Task material =
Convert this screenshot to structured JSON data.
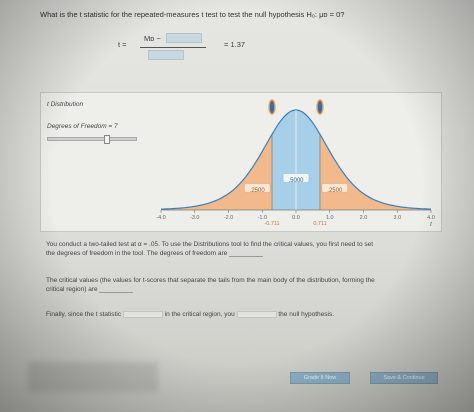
{
  "question": {
    "text": "What is the t statistic for the repeated-measures t test to test the null hypothesis H₀: μᴅ = 0?"
  },
  "formula": {
    "t_label": "t  =",
    "numerator_label": "Mᴅ −",
    "result": "=   1.37"
  },
  "distribution": {
    "title": "t Distribution",
    "dof_label": "Degrees of Freedom = 7",
    "degrees_of_freedom": 7,
    "handle_left_value": -0.711,
    "handle_right_value": 0.711,
    "areas": {
      "left": ".2500",
      "center": ".5000",
      "right": ".2500"
    },
    "tick_labels": [
      "-4.0",
      "-3.0",
      "-2.0",
      "-1.0",
      "0.0",
      "1.0",
      "2.0",
      "3.0",
      "4.0"
    ],
    "axis_label": "t",
    "critical_labels": [
      "-0.711",
      "0.711"
    ],
    "colors": {
      "tail": "#f2b98c",
      "center": "#a8cfe8",
      "curve": "#3c7fbf"
    }
  },
  "instructions": {
    "p1a": "You conduct a two-tailed test at α = .05. To use the Distributions tool to find the critical values, you first need to set",
    "p1b": "the degrees of freedom in the tool. The degrees of freedom are",
    "p2a": "The critical values (the values for t-scores that separate the tails from the main body of the distribution, forming the",
    "p2b": "critical region) are",
    "p3_a": "Finally, since the t statistic",
    "p3_b": "in the critical region, you",
    "p3_c": "the null hypothesis."
  },
  "buttons": {
    "grade": "Grade It Now",
    "save": "Save & Continue"
  }
}
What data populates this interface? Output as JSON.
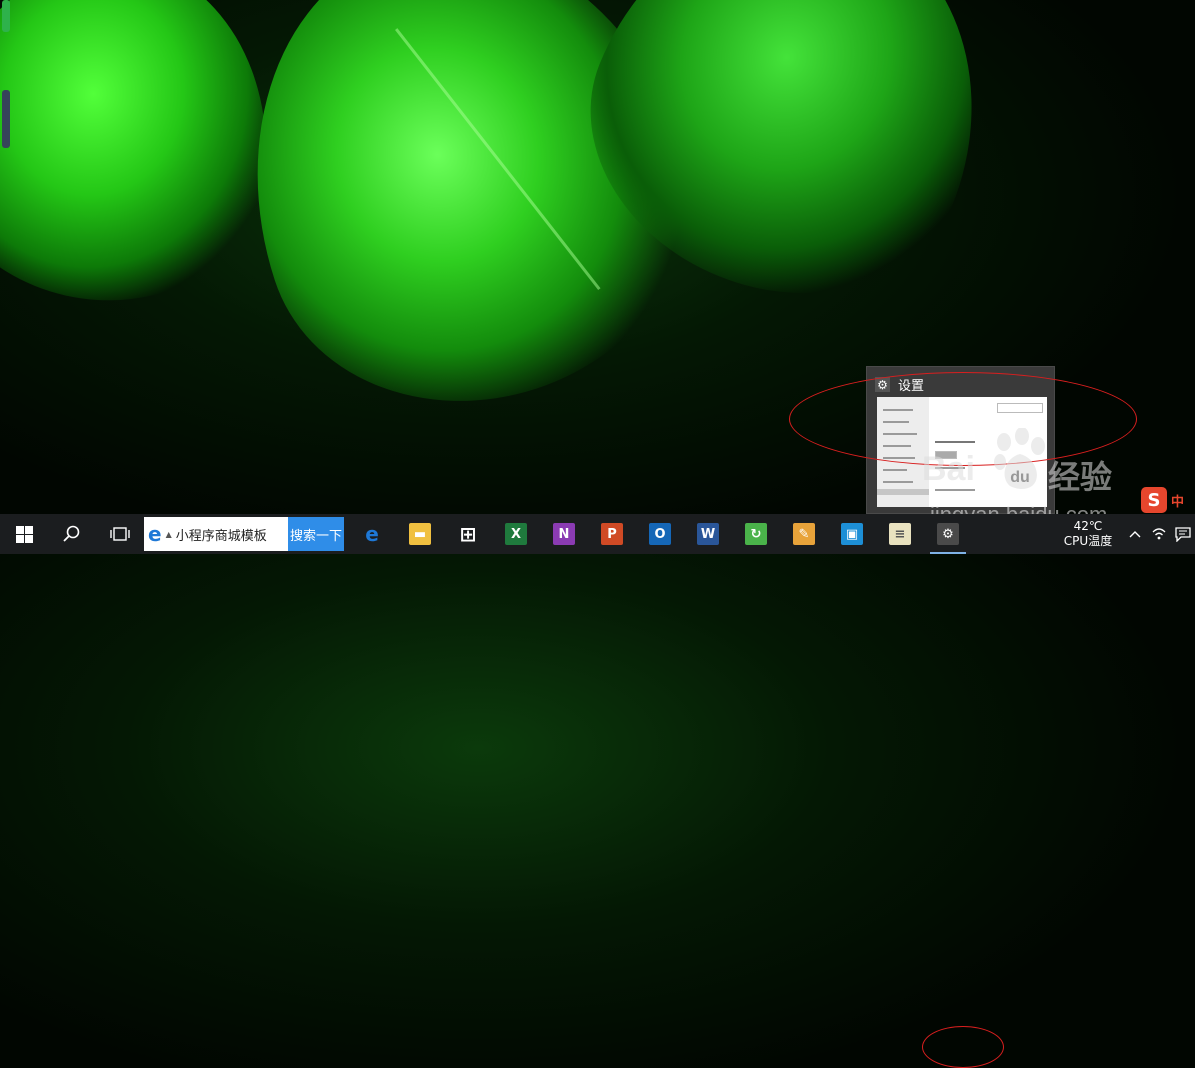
{
  "preview": {
    "title": "设置"
  },
  "watermark": {
    "logo_text": "Bai",
    "logo_text_tail": "du",
    "exp_text": "经验",
    "url": "jingyan.baidu.com"
  },
  "ime": {
    "s_label": "S",
    "lang": "中"
  },
  "taskbar": {
    "search_placeholder": "小程序商城模板",
    "search_button": "搜索一下",
    "apps": [
      {
        "name": "edge",
        "glyph": "e",
        "color": "#1e78d6"
      },
      {
        "name": "file-explorer",
        "glyph": "▬",
        "color": "#f0c040"
      },
      {
        "name": "store",
        "glyph": "⊞",
        "color": "#ffffff"
      },
      {
        "name": "excel",
        "glyph": "X",
        "color": "#1f7a3d"
      },
      {
        "name": "onenote",
        "glyph": "N",
        "color": "#8b3bb3"
      },
      {
        "name": "powerpoint",
        "glyph": "P",
        "color": "#d04a25"
      },
      {
        "name": "outlook",
        "glyph": "O",
        "color": "#1567b7"
      },
      {
        "name": "word",
        "glyph": "W",
        "color": "#2a5699"
      },
      {
        "name": "refresh-app",
        "glyph": "↻",
        "color": "#4ab34a"
      },
      {
        "name": "paint",
        "glyph": "✎",
        "color": "#e8a33a"
      },
      {
        "name": "virtualbox",
        "glyph": "▣",
        "color": "#1d8fd6"
      },
      {
        "name": "notes",
        "glyph": "≡",
        "color": "#e9e2bf"
      },
      {
        "name": "settings",
        "glyph": "⚙",
        "color": "#4a4a4a"
      }
    ]
  },
  "tray": {
    "temp_value": "42℃",
    "temp_label": "CPU温度",
    "chevron": "︿",
    "network": "📶",
    "notification": "💬"
  }
}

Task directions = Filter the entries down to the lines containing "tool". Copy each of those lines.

Written response =
    "p1a": "You conduct a two-tailed test at α = .05. To use the Distributions tool to find the critical values, you first need to set",
    "p1b": "the degrees of freedom in the tool. The degrees of freedom are",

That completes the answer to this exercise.